In her first novel, Nilita Vachani, émigré filmmaker and one-time assistant to director Mira Nair, covers more ground than many military conflicts would hope to claim. Vachani tackles three generations of intermingled families while painting the adversaries of the 1965 Indo-Pakistani War as having subscribed to political and media biases. They issue murky declarations of victory based on a patriotic need to keep the opposition’s story unbalanced and the home team cheering. In short, Vachani has posed the question of truth in war while searching for truth in the conflicts between family members.
In her nonlinear telling of the story, Vachani presents a multitude of characters and situations. Vachani doesn’t begin to connect the dots until she approaches the midpoint of the novel; she offers a near-tedious telling until the pay-off strikes the reader squarely and leaves no choice but to follow through to the conclusion. Told primarily through the memories of Sweta, a melancholy, overweight, bewildered girl who grows up in the shadow of her mismatched grandparents,
HomeSpun first introduces us to a highly dysfunctional family. Sweta, who adores her Gandhi-following nanaji, can’t understand why her appearance-oriented and class-conscious naneeji is unhappy with her life. Certainly a kind, generous, and high-principled husband who was a freedom fighter would make any woman proud; however, pride comes in many forms, as Sweta will learn over the course of her life.
Woven around the Sweta-Nanaji-Naneeji story are several other characters, all of which are introduced and re-introduced without proper emphasis. B.L. Ahuja, a Hindi film producer, is the focus of too much attention when later weighed against his character’s importance to the overall picture. It is Ahuja’s protégé, however, whose meteoric rise in the Hindi film industry finally takes the spotlight away from him.
Young Ronu—known professionally and accidentally as “Master Bunty”—loses his child star status when he turns nine, although his past fame will haunt him for the rest of his life. As a young man, Ronu falls in love with an intriguing girl named Anu, and he makes an ill-fated decision to appease his father by joining the armed forces. Unable to live up to his promises to Anu regarding marriage, Ronu receives a “Dear John” letter, which leads him to agree to the arranged marriage he feels will please his parents.
Anu eventually propels herself into investigative war reporting as a method of crawling away from the funk of a failed marriage. Her goal is to discover the truth about air force casualties suffered during the 1965 Indo-Pakistani War (i.e. the realities of war reporting practices and of war statistics). What she learns is shocking, but not unreasonable, given modern warfare tactics and information synthesizing.
Behind all of the stories is Sweta’s mother, a seemingly self-centered woman who makes choices based upon her own welfare rather than her daughter’s. Neena is a mother who never finds a way to care for her daughter herself, but who eventually manages to explain the complexity of her own life and the lives of other characters.
There isn’t a great deal of happiness or love in HomeSpun, but there are moments of humor and tenderness. The most homespun and genuine relationship is between Sweta and Nanaji, who make the most of their time together and share simple joys.

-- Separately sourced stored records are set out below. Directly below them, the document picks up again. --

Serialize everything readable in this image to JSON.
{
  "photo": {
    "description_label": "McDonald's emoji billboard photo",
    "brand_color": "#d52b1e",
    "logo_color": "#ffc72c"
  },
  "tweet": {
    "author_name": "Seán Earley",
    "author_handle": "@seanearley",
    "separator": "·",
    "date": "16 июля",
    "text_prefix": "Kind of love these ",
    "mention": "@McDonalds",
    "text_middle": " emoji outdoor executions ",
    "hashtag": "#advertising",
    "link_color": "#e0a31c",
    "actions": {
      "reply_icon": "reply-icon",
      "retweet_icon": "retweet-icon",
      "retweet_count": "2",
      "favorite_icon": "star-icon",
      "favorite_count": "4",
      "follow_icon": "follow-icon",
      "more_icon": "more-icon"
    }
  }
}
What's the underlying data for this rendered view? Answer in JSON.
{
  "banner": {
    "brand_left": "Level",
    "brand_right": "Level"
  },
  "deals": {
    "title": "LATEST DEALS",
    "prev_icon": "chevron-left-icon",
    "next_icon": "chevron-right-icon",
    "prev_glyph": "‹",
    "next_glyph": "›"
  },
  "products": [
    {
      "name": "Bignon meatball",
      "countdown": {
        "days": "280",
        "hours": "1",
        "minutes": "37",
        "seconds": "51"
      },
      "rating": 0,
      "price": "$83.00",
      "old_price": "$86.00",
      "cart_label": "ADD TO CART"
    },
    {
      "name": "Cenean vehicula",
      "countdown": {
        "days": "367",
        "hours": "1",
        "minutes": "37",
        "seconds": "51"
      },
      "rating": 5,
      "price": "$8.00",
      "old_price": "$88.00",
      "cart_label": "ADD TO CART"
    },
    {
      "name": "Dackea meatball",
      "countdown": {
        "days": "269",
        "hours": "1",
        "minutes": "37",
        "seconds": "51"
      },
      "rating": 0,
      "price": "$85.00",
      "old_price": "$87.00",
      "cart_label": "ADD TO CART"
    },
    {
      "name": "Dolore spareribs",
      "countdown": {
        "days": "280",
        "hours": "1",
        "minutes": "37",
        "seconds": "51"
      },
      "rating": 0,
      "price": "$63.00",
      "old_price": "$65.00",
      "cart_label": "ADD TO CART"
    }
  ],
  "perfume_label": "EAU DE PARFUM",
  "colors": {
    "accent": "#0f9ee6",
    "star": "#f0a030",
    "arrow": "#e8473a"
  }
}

The collision of all the stories is the real prize, but if instant absorption into a novel is the goal, this is not a book that will fill that need. Be prepared for a lengthy and meandering introduction before pieces begin to make sense and fall into place. Without a doubt, each story is worthy of telling in its place, and the characters are unquestionably well drawn and differentiated. The problem lies with the inordinate time devoted to less important characters and stories that detract from the direction of the novel.
Despite the novel’s flaws, HomeSpun is a fascinating read. It pits typical Indian traditions, values, and beliefs against the atypical in an attempt to record the decades that led to the tremendous changes and tensions that now permeate the subcontinent. Vachani’s debut poses moral questions about families and about warfare that are as relevant today as they were decades ago.
|Jeanne E. Fredriksen reads and writes near Chicago, where she freelances as a copywriter and teaches Creative Writing to children through the Center for Gifted-National Louis University.|